G.
William Baxter  Cellular Automata Models of Flowing Granular Media


I am studying cellular automata models
of gravity driven flows of asymmetric grains through a hopper. I am particularly
interested in orientation and density effects in these flows.
Since the correct continuum equations
describing the flow of a granular material are the subject of considerable
debate, it is not possible to directly model them on a computer. Simulations
using molecular dynamics are possible and very successful, but MD simulations
are best for small numbers of grains with simple shapes and simple interactions.
[Although computer speed and algorithmic sophistication has increased dramatically
in recent years, it is still true that computational complexity can quickly
become a limiting factor.]
Cellular automata are a natural choice
for this problem. The characteristics of an automata are as follows.

Automata operate on a lattice (here, hexagonal.)

Automata operate in discrete time steps.

Automata define a discrete value on each
lattive site (here, a site may be a wall or grain or a hole. Grains are
described by their orientation and motion direction.)

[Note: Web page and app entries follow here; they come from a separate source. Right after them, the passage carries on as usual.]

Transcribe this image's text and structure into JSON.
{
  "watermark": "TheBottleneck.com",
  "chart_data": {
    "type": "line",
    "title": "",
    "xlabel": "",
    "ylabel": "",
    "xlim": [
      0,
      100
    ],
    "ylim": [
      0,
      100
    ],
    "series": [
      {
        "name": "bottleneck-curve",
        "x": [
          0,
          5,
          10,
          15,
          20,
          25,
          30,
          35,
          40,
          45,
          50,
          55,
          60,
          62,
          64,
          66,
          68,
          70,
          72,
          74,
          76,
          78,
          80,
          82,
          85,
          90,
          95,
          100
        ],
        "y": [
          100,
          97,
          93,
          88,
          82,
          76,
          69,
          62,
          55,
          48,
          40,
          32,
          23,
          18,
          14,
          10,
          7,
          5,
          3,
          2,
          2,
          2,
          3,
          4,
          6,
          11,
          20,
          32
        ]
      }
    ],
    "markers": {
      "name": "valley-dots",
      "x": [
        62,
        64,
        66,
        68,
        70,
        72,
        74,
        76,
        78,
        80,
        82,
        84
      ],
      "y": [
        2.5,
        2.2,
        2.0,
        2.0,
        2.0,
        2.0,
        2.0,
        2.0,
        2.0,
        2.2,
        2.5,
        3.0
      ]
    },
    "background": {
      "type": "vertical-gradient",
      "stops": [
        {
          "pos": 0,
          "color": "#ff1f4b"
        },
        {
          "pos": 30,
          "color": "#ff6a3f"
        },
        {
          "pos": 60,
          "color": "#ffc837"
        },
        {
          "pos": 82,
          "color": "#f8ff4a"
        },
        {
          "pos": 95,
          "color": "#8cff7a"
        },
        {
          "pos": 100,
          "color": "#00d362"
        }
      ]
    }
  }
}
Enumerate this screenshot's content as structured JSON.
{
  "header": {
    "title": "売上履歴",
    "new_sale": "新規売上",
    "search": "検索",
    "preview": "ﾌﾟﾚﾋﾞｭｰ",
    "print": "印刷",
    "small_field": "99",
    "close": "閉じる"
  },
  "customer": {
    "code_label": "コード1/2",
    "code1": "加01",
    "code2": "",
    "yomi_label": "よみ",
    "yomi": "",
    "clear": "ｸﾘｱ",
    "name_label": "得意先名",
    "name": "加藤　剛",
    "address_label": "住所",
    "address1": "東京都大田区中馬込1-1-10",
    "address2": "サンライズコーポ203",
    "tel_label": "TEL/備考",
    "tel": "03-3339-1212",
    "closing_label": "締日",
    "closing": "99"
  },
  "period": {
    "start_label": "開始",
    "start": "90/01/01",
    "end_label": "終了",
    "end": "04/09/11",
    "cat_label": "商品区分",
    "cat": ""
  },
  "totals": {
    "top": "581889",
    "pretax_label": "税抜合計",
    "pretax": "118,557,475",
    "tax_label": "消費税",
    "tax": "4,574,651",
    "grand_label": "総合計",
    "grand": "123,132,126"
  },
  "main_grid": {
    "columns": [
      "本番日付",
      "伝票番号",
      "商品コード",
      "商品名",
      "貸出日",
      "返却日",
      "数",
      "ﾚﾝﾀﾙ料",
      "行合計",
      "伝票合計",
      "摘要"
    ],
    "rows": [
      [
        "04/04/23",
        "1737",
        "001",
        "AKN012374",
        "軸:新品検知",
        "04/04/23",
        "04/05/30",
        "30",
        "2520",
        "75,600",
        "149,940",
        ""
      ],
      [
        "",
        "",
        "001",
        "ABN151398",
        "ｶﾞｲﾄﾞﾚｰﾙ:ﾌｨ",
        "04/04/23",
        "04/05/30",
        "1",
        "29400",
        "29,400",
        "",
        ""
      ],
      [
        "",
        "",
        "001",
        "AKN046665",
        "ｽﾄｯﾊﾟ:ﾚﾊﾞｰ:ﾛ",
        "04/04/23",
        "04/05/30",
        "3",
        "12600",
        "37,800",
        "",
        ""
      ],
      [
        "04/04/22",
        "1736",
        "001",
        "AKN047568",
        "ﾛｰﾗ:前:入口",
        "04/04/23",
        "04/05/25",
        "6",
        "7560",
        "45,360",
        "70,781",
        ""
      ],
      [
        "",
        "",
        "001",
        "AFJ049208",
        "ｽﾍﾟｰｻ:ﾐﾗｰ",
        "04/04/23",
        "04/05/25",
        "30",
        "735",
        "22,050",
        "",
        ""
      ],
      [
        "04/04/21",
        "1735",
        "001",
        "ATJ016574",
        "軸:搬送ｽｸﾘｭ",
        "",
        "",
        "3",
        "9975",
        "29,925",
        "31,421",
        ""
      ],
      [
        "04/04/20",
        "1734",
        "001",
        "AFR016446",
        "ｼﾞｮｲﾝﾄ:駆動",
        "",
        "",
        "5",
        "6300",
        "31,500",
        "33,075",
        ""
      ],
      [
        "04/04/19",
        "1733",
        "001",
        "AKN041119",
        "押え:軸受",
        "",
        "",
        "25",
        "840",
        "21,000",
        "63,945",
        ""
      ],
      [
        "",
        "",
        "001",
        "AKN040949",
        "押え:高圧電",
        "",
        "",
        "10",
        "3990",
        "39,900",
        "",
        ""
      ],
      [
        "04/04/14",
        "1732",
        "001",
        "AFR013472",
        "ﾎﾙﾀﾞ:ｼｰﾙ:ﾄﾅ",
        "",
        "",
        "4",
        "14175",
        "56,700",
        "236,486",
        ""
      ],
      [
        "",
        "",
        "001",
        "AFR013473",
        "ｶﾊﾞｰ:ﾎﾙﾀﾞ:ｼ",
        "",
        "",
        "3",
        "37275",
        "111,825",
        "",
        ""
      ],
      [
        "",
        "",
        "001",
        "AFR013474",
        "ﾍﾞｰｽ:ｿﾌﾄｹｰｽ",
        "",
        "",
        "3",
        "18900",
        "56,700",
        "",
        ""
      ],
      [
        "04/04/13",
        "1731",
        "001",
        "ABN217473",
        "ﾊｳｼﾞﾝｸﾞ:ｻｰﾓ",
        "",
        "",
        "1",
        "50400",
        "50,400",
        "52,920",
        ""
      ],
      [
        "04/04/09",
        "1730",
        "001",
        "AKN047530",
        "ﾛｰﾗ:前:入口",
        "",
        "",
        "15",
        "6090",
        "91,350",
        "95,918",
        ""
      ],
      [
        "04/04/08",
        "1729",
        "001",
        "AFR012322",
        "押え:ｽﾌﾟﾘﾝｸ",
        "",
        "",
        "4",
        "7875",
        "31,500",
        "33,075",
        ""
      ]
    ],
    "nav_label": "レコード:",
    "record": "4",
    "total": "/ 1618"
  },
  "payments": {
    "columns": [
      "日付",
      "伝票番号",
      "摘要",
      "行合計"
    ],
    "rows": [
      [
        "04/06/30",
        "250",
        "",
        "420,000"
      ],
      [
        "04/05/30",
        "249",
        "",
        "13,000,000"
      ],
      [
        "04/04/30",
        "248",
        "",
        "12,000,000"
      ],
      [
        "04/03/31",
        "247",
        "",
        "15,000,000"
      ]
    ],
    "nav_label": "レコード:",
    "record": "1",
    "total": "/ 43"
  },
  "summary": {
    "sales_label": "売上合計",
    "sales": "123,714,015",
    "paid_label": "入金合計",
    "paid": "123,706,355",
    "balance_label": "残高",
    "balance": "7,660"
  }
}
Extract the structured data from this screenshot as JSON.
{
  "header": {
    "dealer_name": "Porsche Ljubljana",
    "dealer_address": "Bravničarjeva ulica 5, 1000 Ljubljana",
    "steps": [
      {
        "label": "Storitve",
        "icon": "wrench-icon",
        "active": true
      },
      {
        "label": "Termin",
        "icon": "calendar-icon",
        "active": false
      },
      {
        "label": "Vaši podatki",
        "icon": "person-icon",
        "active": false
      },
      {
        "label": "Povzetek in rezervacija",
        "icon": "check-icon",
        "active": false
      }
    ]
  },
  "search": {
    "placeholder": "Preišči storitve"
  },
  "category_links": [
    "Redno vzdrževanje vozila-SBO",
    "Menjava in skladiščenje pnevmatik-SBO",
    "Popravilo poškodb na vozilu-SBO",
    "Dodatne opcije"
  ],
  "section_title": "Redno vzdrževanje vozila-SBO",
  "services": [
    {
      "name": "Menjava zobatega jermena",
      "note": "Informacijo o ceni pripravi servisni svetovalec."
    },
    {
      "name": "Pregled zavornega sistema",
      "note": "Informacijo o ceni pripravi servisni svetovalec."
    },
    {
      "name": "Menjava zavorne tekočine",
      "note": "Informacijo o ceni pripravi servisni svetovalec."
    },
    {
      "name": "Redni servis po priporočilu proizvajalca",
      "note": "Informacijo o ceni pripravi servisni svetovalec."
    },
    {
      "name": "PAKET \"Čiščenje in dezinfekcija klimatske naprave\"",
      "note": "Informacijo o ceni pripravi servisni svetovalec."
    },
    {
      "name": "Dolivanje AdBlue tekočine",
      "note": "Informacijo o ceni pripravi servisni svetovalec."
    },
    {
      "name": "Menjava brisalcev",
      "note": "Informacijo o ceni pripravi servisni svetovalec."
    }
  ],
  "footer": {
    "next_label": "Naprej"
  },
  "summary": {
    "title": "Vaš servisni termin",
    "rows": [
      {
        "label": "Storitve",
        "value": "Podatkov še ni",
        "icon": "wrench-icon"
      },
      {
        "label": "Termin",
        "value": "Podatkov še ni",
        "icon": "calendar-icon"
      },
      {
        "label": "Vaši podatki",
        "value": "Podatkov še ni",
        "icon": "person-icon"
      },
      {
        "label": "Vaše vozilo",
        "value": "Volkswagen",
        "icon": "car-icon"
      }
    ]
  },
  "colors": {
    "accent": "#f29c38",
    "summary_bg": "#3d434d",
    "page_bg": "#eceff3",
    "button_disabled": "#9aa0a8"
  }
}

Automata use a rule to determine how the
values at each lattice site change at each time step.
In the present case, grains are described
by their orientation and direction of motion. They may have one of three
orientations, along the basis vectors of the lattive, and one of seven
velocity or motion directions, toward one of the six nearest neighbor sites
or at rest. The most challenging component is the rule. This model uses
an energy minimization rule. We define an energy function which is a function
of the orientation and motion of both a grain and its nearest neighbors.
The new orientation and motion of each grain is chosen to most lower its
energy.
In this model, typical lattices have
1/4 million sites. We begin with an empty lattice with wall sites forming
a hopper. With the outlet plugged, grains are allowed to fall in. After
filling, the output is unplugged and the grains are allowed to flow out.
The resulting flows have much in common with real flows in a similar geometry.
Top 2000 iterations after the
flow begins, the flow looks like this. Colors denote grain orientations.
White is walls; black is holes.
Bottom A density picture of
the aboveleft image. Here the gray level gives the local grain density.
Mail suggestions and complaints regarding
subject material to "gwb@shahrazad.bd.psu.edu". 





The Pennsylvania State University ©199699
Copyright
Statement
This page was created and is maintained by Isaac
Hagenbuch
Updated February 10, 1999